A big oil-price crash would represent a substantial blow to both the local and national economies, which have benefited from higher oil prices. Lower oil prices seem to have helped keep Canada's debt among the lowest of G8 members at about $1 trillion. But they also translate into lower royalties and taxes for government coffers. Alberta's revenue stream is already the most volatile in Canada; every dollar drop in the US oil price amounts to a C$141m hit to the treasury. By that count, it's lost almost C$2 billion in the past week alone. The province is forecasting a C$3.4 billion deficit in this fiscal year at an average oil price of $95/b.
But there are further risks on the global front, too. In its annual budget document in March, Alberta's finance officials identified rising interest rates in Europe and the US as a significant risk to future investment. "A rapid increase in interest rates and/or disruptions in financial and credit markets could threaten global trade and investment. The high capital intensity of Alberta's oil-sands projects leaves Alberta particularly vulnerable to these shocks – as witnessed in 2009," they said.
Despite US troubles, optimism reigns
Canada is still expected to weather the worst of the storm, however. In contrast to the financial troubles in the US, Canada has emerged from the recession in reasonably good shape. The extended period of higher oil prices has helped offset declines in the country's traditional manufacturing sectors and kept public finances under control. Despite market volatility, prime minister Stephen Harper this week reiterated plans to eliminate Canada's federal budget deficit by 2014, a year earlier than planned.
Canada knows all too well the price of fiscal mismanagement. It was downgraded to AA by Standard and Poors' in 1994 and it took almost a decade to be restored its AAA status. While there's little likelihood of it happening again, even in the event of a big downturn, Canada would most certainly suffer from the US' economic malaise.
About three-quarters of its GDP is exported to the US, which is also the largest customer for its oil and gas.

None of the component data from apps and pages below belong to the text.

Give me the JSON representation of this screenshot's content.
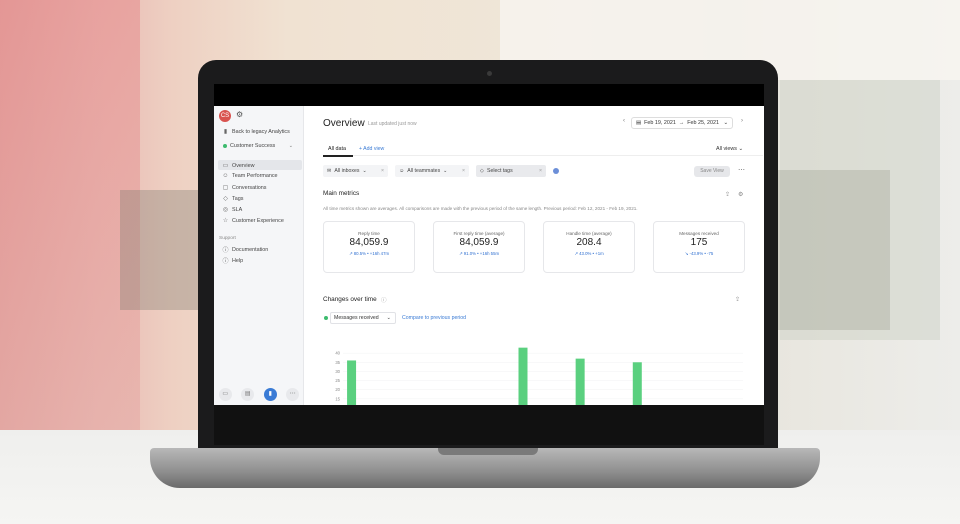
{
  "app": {
    "sidebar": {
      "avatar": "CS",
      "back_link": "Back to legacy Analytics",
      "team": "Customer Success",
      "nav": [
        {
          "label": "Overview",
          "icon": "inbox-icon",
          "glyph": "▭"
        },
        {
          "label": "Team Performance",
          "icon": "user-icon",
          "glyph": "☺"
        },
        {
          "label": "Conversations",
          "icon": "chat-icon",
          "glyph": "▢"
        },
        {
          "label": "Tags",
          "icon": "tag-icon",
          "glyph": "◇"
        },
        {
          "label": "SLA",
          "icon": "shield-icon",
          "glyph": "◎"
        },
        {
          "label": "Customer Experience",
          "icon": "star-icon",
          "glyph": "☆"
        }
      ],
      "support_header": "Support",
      "support": [
        {
          "label": "Documentation",
          "icon": "info-icon",
          "glyph": "ⓘ"
        },
        {
          "label": "Help",
          "icon": "info-icon",
          "glyph": "ⓘ"
        }
      ]
    },
    "header": {
      "title": "Overview",
      "updated": "Last updated just now",
      "date_from": "Feb 19, 2021",
      "date_to": "Feb 25, 2021"
    },
    "tabs": {
      "all_data": "All data",
      "add_view": "+ Add view",
      "all_views": "All views"
    },
    "filters": {
      "inboxes": "All inboxes",
      "teammates": "All teammates",
      "tags": "Select tags",
      "save_view": "Save View"
    },
    "metrics": {
      "title": "Main metrics",
      "description": "All time metrics shown are averages. All comparisons are made with the previous period of the same length. Previous period: Feb 12, 2021 - Feb 19, 2021.",
      "cards": [
        {
          "label": "Reply time",
          "value": "84,059.9",
          "change": "↗ 80.5% • +16h 47m"
        },
        {
          "label": "First reply time (average)",
          "value": "84,059.9",
          "change": "↗ 91.0% • +16h 55m"
        },
        {
          "label": "Handle time (average)",
          "value": "208.4",
          "change": "↗ 43.0% • +1m"
        },
        {
          "label": "Messages received",
          "value": "175",
          "change": "↘ -43.9% • -75"
        }
      ]
    },
    "changes": {
      "title": "Changes over time",
      "series_select": "Messages received",
      "compare": "Compare to previous period"
    }
  },
  "chart_data": {
    "type": "bar",
    "series": [
      {
        "name": "Messages received",
        "color": "#5ad07f"
      }
    ],
    "x_index": [
      0,
      1,
      2,
      3,
      4,
      5,
      6
    ],
    "values": [
      36,
      null,
      null,
      43,
      37,
      35,
      null
    ],
    "yticks": [
      "40",
      "35",
      "30",
      "25",
      "20",
      "15",
      "10"
    ],
    "ylim": [
      10,
      45
    ]
  }
}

According to the most recent figures from the Canadian Association of Petroleum Producers, Canada supplied 2.5 million b/d of crude and refined products to the US in 2010, more than double the next-nearest supplier – Mexico, at 1.25 million b/d. Oil and gas, including oil sands, generates about C$100 billion a year and there's no denying the effect a big drop in oil prices would have on the country's account balance. In a 2011 study, the Canadian Energy Research Industry forecast employment from oil sands would increase almost 10 times to 905,000 jobs over the next 25 years, adding about C$2.1 trillion to the national economy, or C$84 billion a year from the oil sands alone.
Long-term resource; long-term thinking
It's not clear how much of an effect the latest turmoil will have on those estimates, because the oil sands are by nature a long-term resource. Many of the mines are expected to operate for 30 years or more and planners must think beyond next year or even a decade out. It's not about what happens to oil prices six months from now that matters.
Nonetheless, next year's spending plans are being drafted and there's little doubt short-term spending could be slashed if market conditions persist. And as past crashes have shown – it will.